Poker is a game that puts an individual’s analytical, mathematical and interpersonal skills to the test. It also pushes their mental and physical endurance to the limit. Poker has many underlying lessons that can be used outside of the gaming table, helping people to make smarter decisions in life.
A lot of people think poker is a game of luck, especially when it’s played in a casino alongside games such as blackjack, roulette and slot machines. However, poker is a game of skill more than any other gambling game and can become incredibly profitable the more you learn.

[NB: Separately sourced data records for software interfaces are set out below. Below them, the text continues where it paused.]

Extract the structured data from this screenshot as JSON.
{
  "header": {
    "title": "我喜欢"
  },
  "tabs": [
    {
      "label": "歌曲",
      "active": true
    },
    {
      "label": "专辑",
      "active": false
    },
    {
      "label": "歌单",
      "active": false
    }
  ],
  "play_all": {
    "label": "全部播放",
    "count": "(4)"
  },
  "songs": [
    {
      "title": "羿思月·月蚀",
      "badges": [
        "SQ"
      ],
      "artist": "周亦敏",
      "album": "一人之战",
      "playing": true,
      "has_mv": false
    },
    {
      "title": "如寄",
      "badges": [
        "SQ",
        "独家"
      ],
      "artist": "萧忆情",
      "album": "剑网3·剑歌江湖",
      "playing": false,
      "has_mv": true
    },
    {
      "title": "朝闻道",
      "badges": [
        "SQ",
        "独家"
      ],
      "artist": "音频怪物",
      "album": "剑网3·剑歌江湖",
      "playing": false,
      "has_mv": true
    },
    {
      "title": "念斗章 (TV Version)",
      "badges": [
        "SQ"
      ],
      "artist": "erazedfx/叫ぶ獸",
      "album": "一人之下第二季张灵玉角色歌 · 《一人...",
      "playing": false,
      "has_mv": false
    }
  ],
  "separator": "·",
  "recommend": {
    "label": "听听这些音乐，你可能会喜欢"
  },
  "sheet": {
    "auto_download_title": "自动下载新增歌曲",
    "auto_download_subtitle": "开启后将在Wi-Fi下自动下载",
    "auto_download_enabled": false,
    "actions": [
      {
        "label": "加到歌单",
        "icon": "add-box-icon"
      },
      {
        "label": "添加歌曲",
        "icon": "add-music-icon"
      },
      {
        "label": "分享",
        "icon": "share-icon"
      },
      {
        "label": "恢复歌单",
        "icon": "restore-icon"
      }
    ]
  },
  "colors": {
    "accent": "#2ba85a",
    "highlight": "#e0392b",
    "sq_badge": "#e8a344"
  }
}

The game of poker involves betting between players after the dealer has shuffled the cards. The person to act first (as designated by the rules of the specific variant being played) has the right to place his or her bet into the pot. Then, each player in turn has the option to call or fold. Alternatively, players can raise the stakes and make an all-in bet for a chance to win the entire pot.

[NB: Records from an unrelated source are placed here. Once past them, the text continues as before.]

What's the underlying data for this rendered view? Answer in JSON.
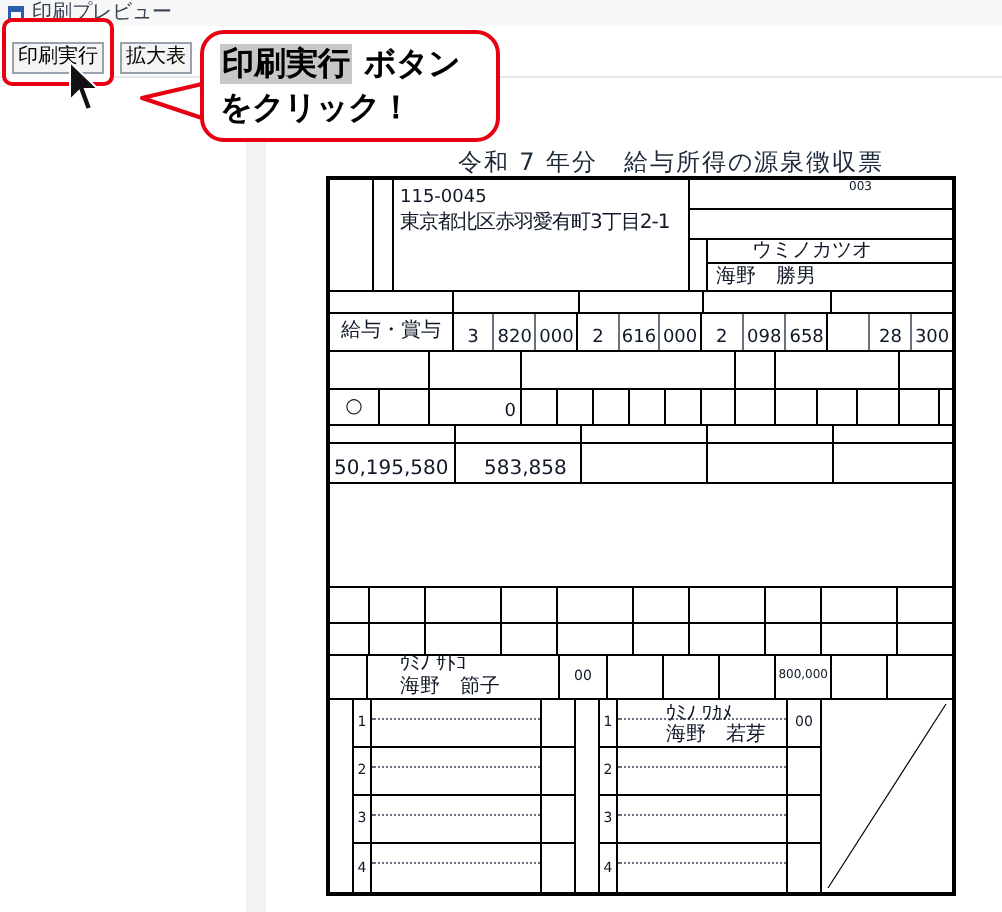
{
  "window": {
    "title": "印刷プレビュー"
  },
  "toolbar": {
    "buttons": [
      {
        "label": "印刷実行",
        "highlighted": true
      },
      {
        "label": "拡大表",
        "highlighted": false
      }
    ]
  },
  "callout": {
    "highlight": "印刷実行",
    "line_1": "ボタン",
    "line_2": "をクリック！"
  },
  "form": {
    "title": "令和 7 年分　給与所得の源泉徴収票",
    "postal_code": "115-0045",
    "address": "東京都北区赤羽愛有町3丁目2-1",
    "recipient_number": "003",
    "name_kana": "ウミノカツオ",
    "name": "海野　勝男",
    "type": "給与・賞与",
    "amounts": [
      [
        "3",
        "820",
        "000"
      ],
      [
        "2",
        "616",
        "000"
      ],
      [
        "2",
        "098",
        "658"
      ],
      [
        "28",
        "300"
      ]
    ],
    "spouse_mark": "○",
    "spouse_deduction": "0",
    "row_amounts": [
      "50,195,580",
      "583,858"
    ],
    "spouse": {
      "kana": "ｳﾐﾉ ｻﾄｺ",
      "name": "海野　節子",
      "code": "00",
      "amount": "800,000"
    },
    "dependents_left": [
      {
        "no": "1"
      },
      {
        "no": "2"
      },
      {
        "no": "3"
      },
      {
        "no": "4"
      }
    ],
    "dependents_right": [
      {
        "no": "1",
        "kana": "ｳﾐﾉ ﾜｶﾒ",
        "name": "海野　若芽",
        "code": "00"
      },
      {
        "no": "2"
      },
      {
        "no": "3"
      },
      {
        "no": "4"
      }
    ]
  }
}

It’s important to play a balanced style of poker, with both bluffing and strong hands. The more your opponents can smell you holding a strong hand, the harder it will be for them to call your bluffs.
In the long run, it’s better to be aggressive than passive. If you’re always folding to your opponent’s bets, they’ll just keep raising them, and you won’t have a chance to win the pot.

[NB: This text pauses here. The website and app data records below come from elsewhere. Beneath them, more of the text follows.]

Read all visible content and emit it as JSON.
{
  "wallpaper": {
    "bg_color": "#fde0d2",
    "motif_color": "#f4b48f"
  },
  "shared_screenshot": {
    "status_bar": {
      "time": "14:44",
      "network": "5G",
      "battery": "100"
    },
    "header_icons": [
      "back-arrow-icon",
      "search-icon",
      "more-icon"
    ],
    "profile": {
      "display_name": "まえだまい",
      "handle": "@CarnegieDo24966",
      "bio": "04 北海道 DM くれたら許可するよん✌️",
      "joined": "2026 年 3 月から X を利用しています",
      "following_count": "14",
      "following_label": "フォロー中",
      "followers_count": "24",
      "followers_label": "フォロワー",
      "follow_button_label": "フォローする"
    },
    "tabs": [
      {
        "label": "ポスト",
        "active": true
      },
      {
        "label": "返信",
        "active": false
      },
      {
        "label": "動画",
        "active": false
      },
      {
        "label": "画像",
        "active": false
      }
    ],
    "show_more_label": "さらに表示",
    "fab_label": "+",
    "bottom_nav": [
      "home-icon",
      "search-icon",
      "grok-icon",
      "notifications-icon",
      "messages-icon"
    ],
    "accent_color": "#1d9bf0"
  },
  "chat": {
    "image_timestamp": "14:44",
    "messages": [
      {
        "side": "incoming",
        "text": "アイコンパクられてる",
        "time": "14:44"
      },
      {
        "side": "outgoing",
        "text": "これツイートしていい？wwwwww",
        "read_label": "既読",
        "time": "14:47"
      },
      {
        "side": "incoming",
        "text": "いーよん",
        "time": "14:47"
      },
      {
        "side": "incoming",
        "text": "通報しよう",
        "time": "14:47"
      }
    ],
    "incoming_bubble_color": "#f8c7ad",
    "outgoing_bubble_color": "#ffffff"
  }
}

One of the most important lessons to learn in poker is how to read other players’ behavior. Not only do you need to watch out for subtle physical poker tells such as fiddling with their chips or wearing a ring, but you also need to pay attention to how they play the game. For example, if a player calls every time, you can assume they’re only playing crappy hands.
Another important skill you’ll learn while playing poker is how to calculate the odds in your head. This will help you when making big decisions, such as deciding whether to call or fold. It will also allow you to make the most of your bankroll and avoid going broke in a hand.
Finally, a good poker player will develop quick instincts by practicing and watching other experienced players. This is essential because it helps them to avoid costly mistakes and quickly make good decisions. Observe how they react to different situations and imagine how you’d behave in the same situation to develop your own quick instincts. This will help you play faster and better without having to spend a lot of time studying strategy books or learning complicated systems.